- Marketing should be contacted and placed on standby to manage communications with medical staff or others, as necessary
- HIM should begin assessing processes (options) for recreation, and should identify what is inaccessible (years, charts, accounts) and within the legal record retention period for the entity(s). Determine what documentation should be rescued or recreated. Using record retention requirements as a guide, first rescue those records that continue to require retention. Attempt to recover the remaining records once those requiring continued retention have been recovered. Time is a critical factor and the need to move as quickly as possible to recover or restore the damaged or missing information is imperative.
- Finalize recreation options as well as IT resources and assistance: server recovery, availability of ‘shadow’ copies, availability of records in other systems (for example, radiology reports in the radiology system could be resent to HIM for filing).
- Various steps may be taken to recreate the medical record using available multi-part forms, computer generated reprints of dictations, test results and copies from the hospital, physician practices or other settings. To the extent records are completely destroyed or cannot be restored by a damage restoration company, reconstruction should occur.
- Response letters must be produced for requestors if charts are unavailable; in response to: subpoenas, court orders, or other administrative requests; patient or legal personal representative requests; payor requests; clinical requests (internal); clinical requests (external).
- If unable to reconstruct part or all of a patient’s health information, document the date, the information lost, and the event precipitating the loss.
- A business owner, or designee, should work with entity’s legal and surveyor response team (The Joint Commission, State, Medicare, etc.) to complete written analysis to produce during a review when and if necessary.
Credibility: A Universal Goal
The above steps aren’t necessarily sequential, some may be done in parallel and you may find additional nuances to add to a plan for your specific organization. This list is a good place to start, and hopefully offers some items for consideration and discussions with your IG team.
I’d like to leave you with one last thought—it’s a definition of a word we all want to ensure our patients use when thinking of our organization: credibility. To be called credible is to be acknowledged as an organization that people trust and believe in, that is trustworthy, reliable, and dependable. And I think any healthcare organization would agree that to be worthy of the term is a worthwhile and important goal.

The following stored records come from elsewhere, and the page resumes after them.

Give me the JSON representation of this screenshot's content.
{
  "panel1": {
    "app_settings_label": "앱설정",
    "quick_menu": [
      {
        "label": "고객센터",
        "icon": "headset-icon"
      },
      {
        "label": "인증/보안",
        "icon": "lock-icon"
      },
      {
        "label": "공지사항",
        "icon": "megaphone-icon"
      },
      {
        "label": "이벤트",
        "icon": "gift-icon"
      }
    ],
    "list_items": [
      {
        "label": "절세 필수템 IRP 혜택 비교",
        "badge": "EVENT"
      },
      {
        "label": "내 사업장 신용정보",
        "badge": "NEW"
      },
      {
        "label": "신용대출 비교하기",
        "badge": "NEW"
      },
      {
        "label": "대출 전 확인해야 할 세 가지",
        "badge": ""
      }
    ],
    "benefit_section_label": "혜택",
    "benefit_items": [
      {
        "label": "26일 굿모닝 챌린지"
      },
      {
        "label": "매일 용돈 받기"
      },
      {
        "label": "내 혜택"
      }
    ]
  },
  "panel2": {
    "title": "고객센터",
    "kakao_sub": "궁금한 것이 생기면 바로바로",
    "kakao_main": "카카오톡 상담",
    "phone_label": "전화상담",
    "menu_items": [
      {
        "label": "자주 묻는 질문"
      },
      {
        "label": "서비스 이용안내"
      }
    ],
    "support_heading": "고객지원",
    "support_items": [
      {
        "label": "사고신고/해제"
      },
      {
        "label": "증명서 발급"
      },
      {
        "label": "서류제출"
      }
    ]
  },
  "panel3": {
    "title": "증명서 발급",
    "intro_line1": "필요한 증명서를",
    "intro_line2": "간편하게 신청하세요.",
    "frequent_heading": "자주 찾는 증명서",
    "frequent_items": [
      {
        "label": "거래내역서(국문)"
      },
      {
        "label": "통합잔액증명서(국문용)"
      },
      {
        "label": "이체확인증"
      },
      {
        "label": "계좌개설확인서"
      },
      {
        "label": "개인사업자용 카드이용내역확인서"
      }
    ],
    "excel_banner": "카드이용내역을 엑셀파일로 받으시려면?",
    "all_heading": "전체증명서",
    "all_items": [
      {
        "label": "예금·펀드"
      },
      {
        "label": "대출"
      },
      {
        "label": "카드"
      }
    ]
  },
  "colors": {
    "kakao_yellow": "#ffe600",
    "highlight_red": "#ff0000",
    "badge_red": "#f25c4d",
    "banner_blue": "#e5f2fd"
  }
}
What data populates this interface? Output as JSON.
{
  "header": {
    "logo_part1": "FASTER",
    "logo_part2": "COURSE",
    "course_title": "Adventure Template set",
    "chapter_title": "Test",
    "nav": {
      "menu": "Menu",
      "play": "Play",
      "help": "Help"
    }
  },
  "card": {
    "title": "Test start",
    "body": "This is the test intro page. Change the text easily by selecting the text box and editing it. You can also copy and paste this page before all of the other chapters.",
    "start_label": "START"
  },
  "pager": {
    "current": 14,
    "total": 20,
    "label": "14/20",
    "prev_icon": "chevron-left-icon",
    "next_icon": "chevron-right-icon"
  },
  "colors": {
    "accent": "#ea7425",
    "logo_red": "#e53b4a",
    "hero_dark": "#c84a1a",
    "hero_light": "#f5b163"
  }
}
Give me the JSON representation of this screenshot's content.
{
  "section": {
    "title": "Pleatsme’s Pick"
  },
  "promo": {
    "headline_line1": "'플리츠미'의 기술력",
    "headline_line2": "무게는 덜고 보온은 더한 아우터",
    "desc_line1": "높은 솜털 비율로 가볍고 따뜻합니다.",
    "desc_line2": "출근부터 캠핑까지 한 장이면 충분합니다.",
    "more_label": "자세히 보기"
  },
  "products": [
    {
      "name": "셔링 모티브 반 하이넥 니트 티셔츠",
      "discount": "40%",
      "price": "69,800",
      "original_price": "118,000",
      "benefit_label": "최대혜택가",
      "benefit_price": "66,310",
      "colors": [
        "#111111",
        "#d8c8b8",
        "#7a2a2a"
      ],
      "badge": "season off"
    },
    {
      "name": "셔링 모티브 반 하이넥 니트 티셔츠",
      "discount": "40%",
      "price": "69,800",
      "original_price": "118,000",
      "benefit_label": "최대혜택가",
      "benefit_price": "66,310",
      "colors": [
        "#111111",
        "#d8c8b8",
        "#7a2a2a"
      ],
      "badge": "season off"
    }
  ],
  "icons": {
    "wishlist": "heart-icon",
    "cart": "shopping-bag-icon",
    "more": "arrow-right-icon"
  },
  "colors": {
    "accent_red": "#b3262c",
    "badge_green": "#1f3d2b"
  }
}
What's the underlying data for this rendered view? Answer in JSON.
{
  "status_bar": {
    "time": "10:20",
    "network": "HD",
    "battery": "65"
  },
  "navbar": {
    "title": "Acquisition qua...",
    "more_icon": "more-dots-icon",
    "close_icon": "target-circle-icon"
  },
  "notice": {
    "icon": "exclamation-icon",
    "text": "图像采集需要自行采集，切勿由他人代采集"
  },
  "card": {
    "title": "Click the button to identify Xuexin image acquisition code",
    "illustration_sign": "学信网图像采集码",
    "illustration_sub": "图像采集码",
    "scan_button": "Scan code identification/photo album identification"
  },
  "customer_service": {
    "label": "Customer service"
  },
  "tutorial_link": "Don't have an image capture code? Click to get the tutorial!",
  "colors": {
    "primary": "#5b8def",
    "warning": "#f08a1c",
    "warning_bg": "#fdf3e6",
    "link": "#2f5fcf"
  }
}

Lori L. Richter (email@example.com) is the national director for EHR compliance in the corporate responsibility department at Catholic Health Initiatives.